Expat Guide to Lyon
Lyon is the second largest French city, with two million inhabitants. The capital of the Rhone-Alpes Region, Lyon has a rich architectural heritage and a multitude of important cultural institutions. Considered to be a creative, innovative and industrial city, Lyon has been listed as a UNESCO World Heritage Centre. It is estimated that there over 50,000 expatriates who have moved to France to live and work in Lyon.
Location and climate
Close to mountains, the sea and Paris, Lyon is well connected to the rest of Europe (4 hours 40 by Eurostar to London and direct flights to three of London’s four airports). Lyon is considered a young city, vibrant, international and very festive. The climate of Lyon and the Rhone is semi-continental with alternating influences of Mediterranean climate, continental and oceanic, with Spring and Autumn being particularly pleasant. Summer can be sweltering with temperatures up to 30 degrees, whilst winters are harsh, marked by sometimes heavy frosts and snowfalls that can go up to 10 cm, which invariably cause huge traffic jams.
Lyon is an easy city to navigate; it’s big enough not to get bored and there are plenty of choices for restaurants, cinemas, culture and day trips, but it is still small enough to walk everywhere.
Culture and Leisure
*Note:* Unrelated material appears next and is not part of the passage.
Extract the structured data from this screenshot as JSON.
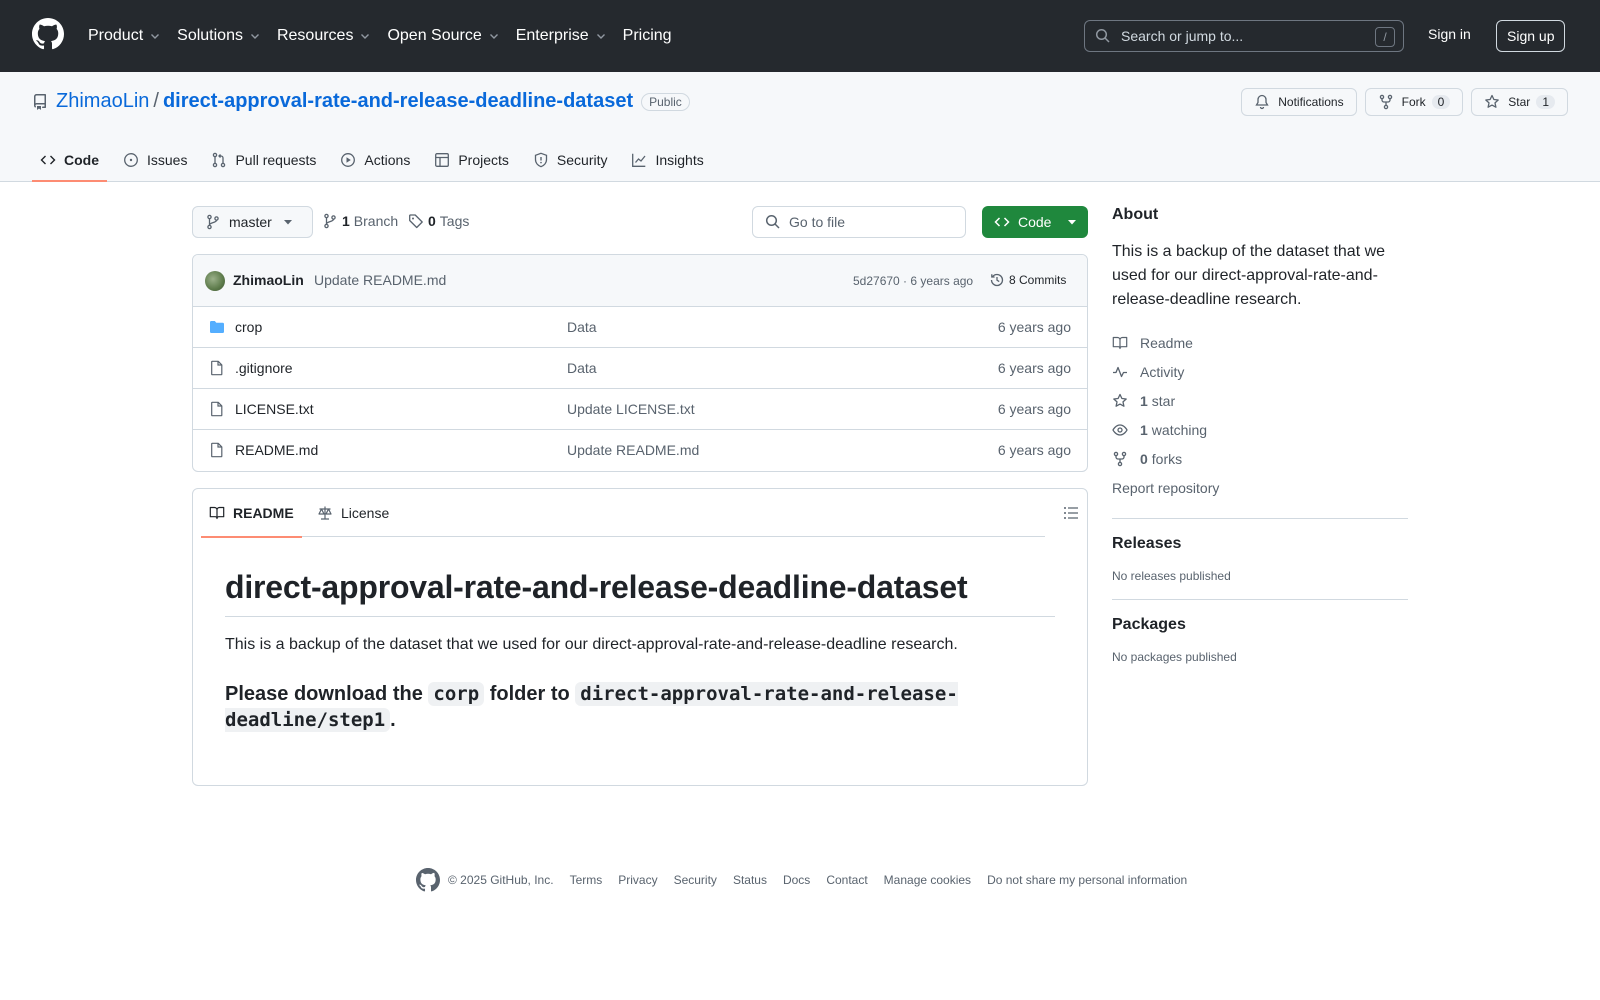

There are lots of amazing festivals in this French city such as the Fête des Lumières (sound and light show attracting three million people every year) and the Nuits de Fourvière (summer concerts in the Roman amphitheatre). Lyon is constantly being improved too with various dynamic urban developments.
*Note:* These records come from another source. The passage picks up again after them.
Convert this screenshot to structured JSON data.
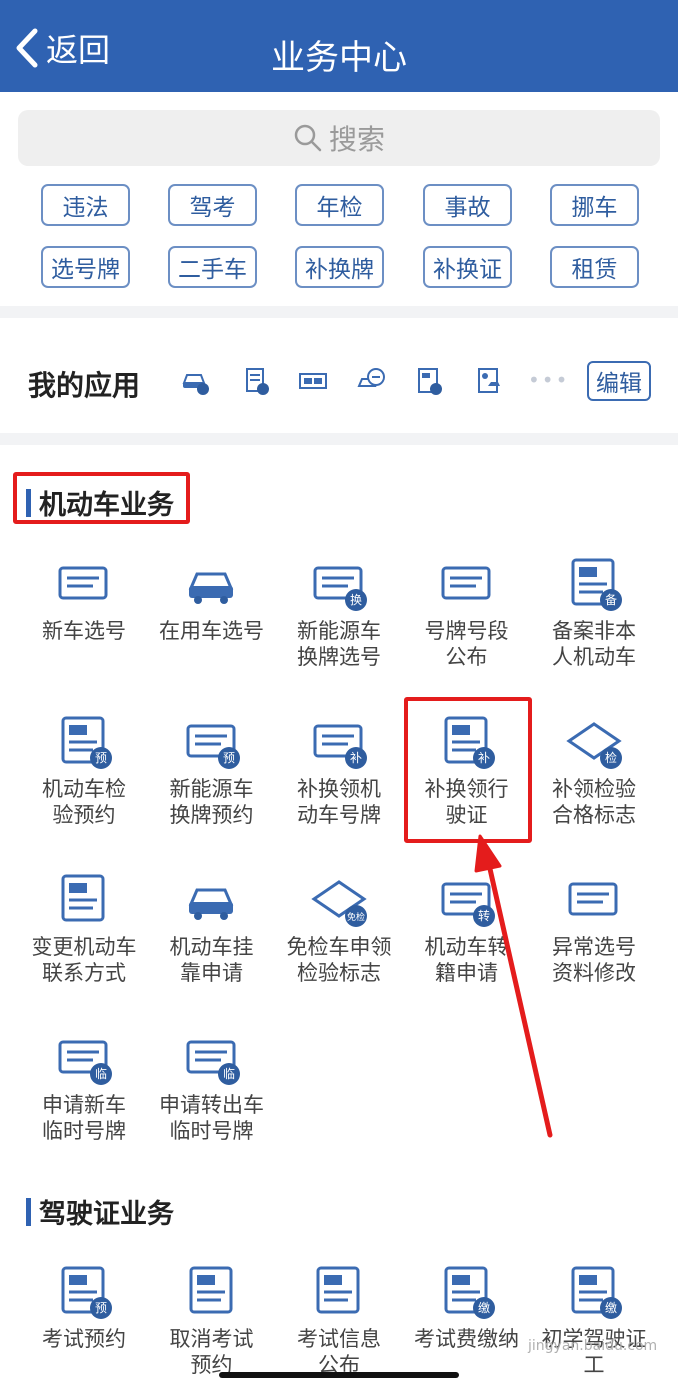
{
  "nav": {
    "back_label": "返回",
    "title": "业务中心"
  },
  "search": {
    "placeholder": "搜索"
  },
  "quick_tags": [
    "违法",
    "驾考",
    "年检",
    "事故",
    "挪车",
    "选号牌",
    "二手车",
    "补换牌",
    "补换证",
    "租赁"
  ],
  "my_apps": {
    "label": "我的应用",
    "icons": [
      "car-violation-icon",
      "document-license-icon",
      "plate-exchange-icon",
      "car-service-icon",
      "license-renew-icon",
      "registration-card-icon"
    ],
    "more": "•••",
    "edit_label": "编辑"
  },
  "sections": [
    {
      "title": "机动车业务",
      "highlighted": true,
      "items": [
        {
          "label": "新车选号",
          "icon": "new-plate-icon"
        },
        {
          "label": "在用车选号",
          "icon": "used-car-plate-icon"
        },
        {
          "label": "新能源车\n换牌选号",
          "icon": "ev-plate-icon",
          "badge": "换"
        },
        {
          "label": "号牌号段\n公布",
          "icon": "plate-range-board-icon"
        },
        {
          "label": "备案非本\n人机动车",
          "icon": "record-vehicle-icon",
          "badge": "备"
        },
        {
          "label": "机动车检\n验预约",
          "icon": "inspection-booking-icon",
          "badge": "预"
        },
        {
          "label": "新能源车\n换牌预约",
          "icon": "ev-plate-booking-icon",
          "badge": "预"
        },
        {
          "label": "补换领机\n动车号牌",
          "icon": "replace-plate-icon",
          "badge": "补"
        },
        {
          "label": "补换领行\n驶证",
          "icon": "replace-license-icon",
          "badge": "补",
          "highlighted": true
        },
        {
          "label": "补领检验\n合格标志",
          "icon": "inspection-mark-icon",
          "badge": "检"
        },
        {
          "label": "变更机动车\n联系方式",
          "icon": "change-contact-icon"
        },
        {
          "label": "机动车挂\n靠申请",
          "icon": "affiliation-icon"
        },
        {
          "label": "免检车申领\n检验标志",
          "icon": "exempt-mark-icon",
          "badge": "免检"
        },
        {
          "label": "机动车转\n籍申请",
          "icon": "transfer-icon",
          "badge": "转"
        },
        {
          "label": "异常选号\n资料修改",
          "icon": "abnormal-plate-icon"
        },
        {
          "label": "申请新车\n临时号牌",
          "icon": "temp-plate-new-icon",
          "badge": "临"
        },
        {
          "label": "申请转出车\n临时号牌",
          "icon": "temp-plate-out-icon",
          "badge": "临"
        }
      ]
    },
    {
      "title": "驾驶证业务",
      "items": [
        {
          "label": "考试预约",
          "icon": "exam-booking-icon",
          "badge": "预"
        },
        {
          "label": "取消考试\n预约",
          "icon": "cancel-exam-icon"
        },
        {
          "label": "考试信息\n公布",
          "icon": "exam-info-icon"
        },
        {
          "label": "考试费缴纳",
          "icon": "exam-fee-icon",
          "badge": "缴"
        },
        {
          "label": "初学驾驶证工\n本费缴纳",
          "icon": "license-fee-icon",
          "badge": "缴"
        }
      ]
    }
  ],
  "watermark": "jingyan.baidu.com",
  "colors": {
    "primary": "#2f62b2",
    "highlight": "#e41c1c",
    "divider": "#f2f3f5"
  }
}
Bridges have been built, car parks turned into jogging and cycle paths, an old military barracks converted into a park, and an old city centre hospital has been transformed into a luxury hotel, shopping gallery and the Cité de la Gastronomie food museum.
Supporting Lyon’s reputation as one of the best places in the world for food. It’s not surprising that Lyon was voted Best Weekend Destination in Europe at the World Travel Awards in 2016. Lyon is also known as the capital of gastronomy, and it is also famous for its football club, Olympique Lyonnais, seven times champions of France.
Lyon is considered to have an excellent quality of life for residents. There are two rivers, a huge park (the largest urban park in France), and if you want to venture to the countryside the Beaujolais and Ardeche areas are close by. There are beautiful lakes such as Annecy, Aix les Bains and Aigebuelette to the East, volcanic scenery in the Puy de Dome area to the West and Roman towns South of Lyon such as Vienne and Avignon.
The Confluence area of Lyon has been developed into an upmarket, residential and cultural area with riverside bars, clubs and restaurants, as well as green areas and a high-end shopping centre. Lyon is also proud of its eco-district and the creation of its WWF sustainable area.
Lyon has a driver-less electric shuttle bus for residents and visitors to the city. An alternative to road transport is by “Vaporetto” boat that mainly serves the Confluence area. If you are happy to travel under your own power, Lyon offers a self-service bike scheme throughout the city called VeloV. Parking is not easy in Lyon, despite the underground parking lots. Many people leave their car outside the city and use the bus or the metro to access downtown.
It is not difficult to find an international school in Lyon for your children. About 6,000 students benefit from the range of international schools in Lyon, some of which offer places from kindergarten through high school.
Ombrosa is an international bilingual private school based in Lyon and Savoie region, which includes kindergarten, primary school, college and high school. The International School (CSI, Cité Scolaire Internationale) is a public school that receives 1,600 students aged 6 to 20 years from over 40 different nationalities. The International School of Lyon (ISL) offers instruction in English to children wishing to follow an international curriculum (IB and IGCSE) from kindergarten to the International Baccalaureate.
If you are considering a move to France either for work or a change of lifestyle and have a young family in tow there is plenty you will need to look at before you move. Click here to learn the pros and cons of moving to France with a young family.
To make sure your move goes as smoothly as possible, we’ve created a detailed moving checklist detailing all you need to prepare for your move.